Every line below that holds the string "JSON" should be copied.
Records for processing START
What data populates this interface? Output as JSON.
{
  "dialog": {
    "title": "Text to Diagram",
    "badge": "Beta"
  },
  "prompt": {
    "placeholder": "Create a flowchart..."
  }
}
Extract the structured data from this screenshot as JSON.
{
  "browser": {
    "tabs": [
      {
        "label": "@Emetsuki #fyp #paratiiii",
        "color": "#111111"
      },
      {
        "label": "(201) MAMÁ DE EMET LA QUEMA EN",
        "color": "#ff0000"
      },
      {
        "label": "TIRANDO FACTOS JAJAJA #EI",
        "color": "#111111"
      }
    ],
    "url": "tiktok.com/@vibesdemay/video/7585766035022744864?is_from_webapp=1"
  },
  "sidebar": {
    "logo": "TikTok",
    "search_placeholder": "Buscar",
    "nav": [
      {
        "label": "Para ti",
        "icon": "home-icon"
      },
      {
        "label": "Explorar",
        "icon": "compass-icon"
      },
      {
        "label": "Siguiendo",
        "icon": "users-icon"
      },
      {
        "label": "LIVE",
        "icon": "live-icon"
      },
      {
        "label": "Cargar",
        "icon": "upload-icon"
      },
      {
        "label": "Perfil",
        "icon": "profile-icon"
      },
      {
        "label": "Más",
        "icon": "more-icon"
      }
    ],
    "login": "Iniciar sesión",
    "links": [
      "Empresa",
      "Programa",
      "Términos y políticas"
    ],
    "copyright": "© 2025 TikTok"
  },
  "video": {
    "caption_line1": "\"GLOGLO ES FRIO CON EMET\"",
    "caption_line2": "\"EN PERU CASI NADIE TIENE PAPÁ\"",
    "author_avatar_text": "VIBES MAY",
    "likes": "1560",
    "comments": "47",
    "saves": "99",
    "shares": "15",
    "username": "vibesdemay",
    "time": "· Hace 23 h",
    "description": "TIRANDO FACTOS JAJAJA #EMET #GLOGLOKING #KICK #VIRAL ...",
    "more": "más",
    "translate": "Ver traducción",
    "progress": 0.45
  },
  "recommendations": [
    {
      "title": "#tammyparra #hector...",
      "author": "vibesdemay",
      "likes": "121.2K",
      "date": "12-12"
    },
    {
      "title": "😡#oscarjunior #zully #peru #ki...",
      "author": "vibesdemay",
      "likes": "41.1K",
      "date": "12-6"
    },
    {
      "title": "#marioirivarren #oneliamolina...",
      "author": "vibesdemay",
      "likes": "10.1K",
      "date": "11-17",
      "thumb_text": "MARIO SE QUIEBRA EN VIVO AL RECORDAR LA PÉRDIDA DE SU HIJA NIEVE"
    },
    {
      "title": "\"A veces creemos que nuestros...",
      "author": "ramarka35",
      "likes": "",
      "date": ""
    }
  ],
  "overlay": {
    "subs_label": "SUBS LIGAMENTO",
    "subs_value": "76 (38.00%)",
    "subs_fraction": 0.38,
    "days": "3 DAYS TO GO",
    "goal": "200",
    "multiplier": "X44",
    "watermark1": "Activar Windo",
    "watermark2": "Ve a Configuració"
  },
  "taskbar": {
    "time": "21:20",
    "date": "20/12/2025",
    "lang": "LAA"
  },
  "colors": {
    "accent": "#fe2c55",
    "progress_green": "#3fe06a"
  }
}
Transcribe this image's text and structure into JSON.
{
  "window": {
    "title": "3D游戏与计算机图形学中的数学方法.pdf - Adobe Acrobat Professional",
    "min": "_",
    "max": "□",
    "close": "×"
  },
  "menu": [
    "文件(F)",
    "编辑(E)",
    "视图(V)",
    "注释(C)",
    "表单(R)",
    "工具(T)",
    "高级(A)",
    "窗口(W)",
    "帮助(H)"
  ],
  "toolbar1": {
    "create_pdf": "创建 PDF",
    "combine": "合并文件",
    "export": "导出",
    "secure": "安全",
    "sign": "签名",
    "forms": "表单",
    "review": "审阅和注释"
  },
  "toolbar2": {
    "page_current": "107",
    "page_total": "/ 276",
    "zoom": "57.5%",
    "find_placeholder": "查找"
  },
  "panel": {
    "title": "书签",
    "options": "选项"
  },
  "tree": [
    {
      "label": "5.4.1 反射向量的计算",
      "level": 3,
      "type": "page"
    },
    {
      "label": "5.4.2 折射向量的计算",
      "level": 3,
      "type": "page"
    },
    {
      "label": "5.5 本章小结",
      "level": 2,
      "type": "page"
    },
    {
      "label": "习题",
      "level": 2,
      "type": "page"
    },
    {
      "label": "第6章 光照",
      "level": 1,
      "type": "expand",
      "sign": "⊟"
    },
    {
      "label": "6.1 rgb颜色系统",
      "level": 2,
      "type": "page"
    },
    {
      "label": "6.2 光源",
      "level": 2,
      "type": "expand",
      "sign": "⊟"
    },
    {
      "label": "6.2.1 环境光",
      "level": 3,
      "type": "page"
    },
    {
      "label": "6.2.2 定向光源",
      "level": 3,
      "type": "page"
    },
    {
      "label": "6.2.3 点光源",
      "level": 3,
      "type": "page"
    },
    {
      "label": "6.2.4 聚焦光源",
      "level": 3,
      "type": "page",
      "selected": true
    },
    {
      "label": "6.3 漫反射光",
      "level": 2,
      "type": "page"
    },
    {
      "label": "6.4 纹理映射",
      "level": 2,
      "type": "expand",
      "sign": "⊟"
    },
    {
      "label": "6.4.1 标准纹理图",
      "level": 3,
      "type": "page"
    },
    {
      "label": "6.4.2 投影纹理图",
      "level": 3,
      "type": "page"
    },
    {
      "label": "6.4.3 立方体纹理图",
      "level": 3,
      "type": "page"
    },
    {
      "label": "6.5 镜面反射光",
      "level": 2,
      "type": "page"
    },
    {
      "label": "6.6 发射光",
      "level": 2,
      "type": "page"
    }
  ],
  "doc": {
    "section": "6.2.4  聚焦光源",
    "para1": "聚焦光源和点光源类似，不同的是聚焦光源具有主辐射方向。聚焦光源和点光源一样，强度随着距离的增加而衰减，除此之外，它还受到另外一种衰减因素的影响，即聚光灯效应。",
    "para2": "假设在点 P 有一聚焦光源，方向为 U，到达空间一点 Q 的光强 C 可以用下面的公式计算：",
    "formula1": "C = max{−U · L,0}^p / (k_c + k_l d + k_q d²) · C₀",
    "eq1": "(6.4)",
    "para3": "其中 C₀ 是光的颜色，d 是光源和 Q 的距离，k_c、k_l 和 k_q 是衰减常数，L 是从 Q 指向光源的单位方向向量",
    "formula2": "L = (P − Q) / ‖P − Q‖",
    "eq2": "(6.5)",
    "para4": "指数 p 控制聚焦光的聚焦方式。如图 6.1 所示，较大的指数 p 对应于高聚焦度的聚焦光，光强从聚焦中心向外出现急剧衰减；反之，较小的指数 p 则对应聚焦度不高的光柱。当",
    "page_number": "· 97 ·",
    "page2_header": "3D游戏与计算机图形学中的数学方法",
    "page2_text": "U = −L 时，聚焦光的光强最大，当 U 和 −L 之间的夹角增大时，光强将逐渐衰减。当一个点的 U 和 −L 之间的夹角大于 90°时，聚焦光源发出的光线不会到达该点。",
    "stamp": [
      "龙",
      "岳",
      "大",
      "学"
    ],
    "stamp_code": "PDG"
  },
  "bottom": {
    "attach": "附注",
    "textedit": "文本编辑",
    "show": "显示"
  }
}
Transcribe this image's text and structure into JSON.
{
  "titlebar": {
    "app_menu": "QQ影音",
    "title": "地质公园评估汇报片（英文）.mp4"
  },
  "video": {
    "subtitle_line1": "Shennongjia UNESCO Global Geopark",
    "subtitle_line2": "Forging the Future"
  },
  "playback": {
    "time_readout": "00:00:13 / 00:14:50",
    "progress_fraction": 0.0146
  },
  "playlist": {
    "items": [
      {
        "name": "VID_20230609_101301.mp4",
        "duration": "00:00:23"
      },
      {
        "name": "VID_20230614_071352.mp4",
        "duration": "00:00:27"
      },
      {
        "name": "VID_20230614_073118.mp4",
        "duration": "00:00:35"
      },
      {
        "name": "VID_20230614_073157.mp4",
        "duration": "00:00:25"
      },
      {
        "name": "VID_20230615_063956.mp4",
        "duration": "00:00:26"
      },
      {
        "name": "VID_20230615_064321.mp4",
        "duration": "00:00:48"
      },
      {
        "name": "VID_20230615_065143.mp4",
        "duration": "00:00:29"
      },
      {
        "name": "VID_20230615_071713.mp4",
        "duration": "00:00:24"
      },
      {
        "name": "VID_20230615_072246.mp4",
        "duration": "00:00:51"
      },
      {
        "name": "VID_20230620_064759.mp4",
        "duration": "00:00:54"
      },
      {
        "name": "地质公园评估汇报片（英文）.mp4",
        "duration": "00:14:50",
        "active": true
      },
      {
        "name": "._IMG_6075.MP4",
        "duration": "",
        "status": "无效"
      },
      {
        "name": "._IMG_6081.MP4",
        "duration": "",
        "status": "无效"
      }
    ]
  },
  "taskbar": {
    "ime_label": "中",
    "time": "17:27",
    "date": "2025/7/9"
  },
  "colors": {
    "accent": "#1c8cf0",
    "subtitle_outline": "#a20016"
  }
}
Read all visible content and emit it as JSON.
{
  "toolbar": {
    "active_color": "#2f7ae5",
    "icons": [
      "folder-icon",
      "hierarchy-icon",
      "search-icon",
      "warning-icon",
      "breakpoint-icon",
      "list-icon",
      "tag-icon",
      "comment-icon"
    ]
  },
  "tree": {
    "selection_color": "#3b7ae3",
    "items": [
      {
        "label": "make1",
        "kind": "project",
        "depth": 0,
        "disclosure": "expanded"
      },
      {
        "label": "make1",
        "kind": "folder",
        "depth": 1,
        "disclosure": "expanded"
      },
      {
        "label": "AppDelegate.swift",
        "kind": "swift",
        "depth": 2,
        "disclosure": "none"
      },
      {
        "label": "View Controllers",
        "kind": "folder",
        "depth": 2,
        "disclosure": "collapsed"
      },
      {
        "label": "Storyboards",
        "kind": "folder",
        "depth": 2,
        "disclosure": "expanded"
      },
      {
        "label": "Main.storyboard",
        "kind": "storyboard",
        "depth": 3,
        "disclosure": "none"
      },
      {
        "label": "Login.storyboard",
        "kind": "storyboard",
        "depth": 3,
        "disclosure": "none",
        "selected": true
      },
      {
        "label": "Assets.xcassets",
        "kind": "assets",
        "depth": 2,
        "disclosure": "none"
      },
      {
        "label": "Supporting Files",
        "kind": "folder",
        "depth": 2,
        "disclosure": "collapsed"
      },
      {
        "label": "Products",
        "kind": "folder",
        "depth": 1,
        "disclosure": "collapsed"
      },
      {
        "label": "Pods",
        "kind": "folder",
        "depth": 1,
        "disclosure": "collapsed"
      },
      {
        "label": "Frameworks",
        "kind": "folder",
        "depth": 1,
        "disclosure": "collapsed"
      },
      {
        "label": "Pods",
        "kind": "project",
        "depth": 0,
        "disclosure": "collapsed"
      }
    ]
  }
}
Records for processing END
- _Solved exercise_:
What data populates this interface? Output as JSON.
Extract the structured data from this screenshot as JSON.
Transcribe this image's text and structure into JSON.
Transcribe this image's text and structure into JSON.
Read all visible content and emit it as JSON.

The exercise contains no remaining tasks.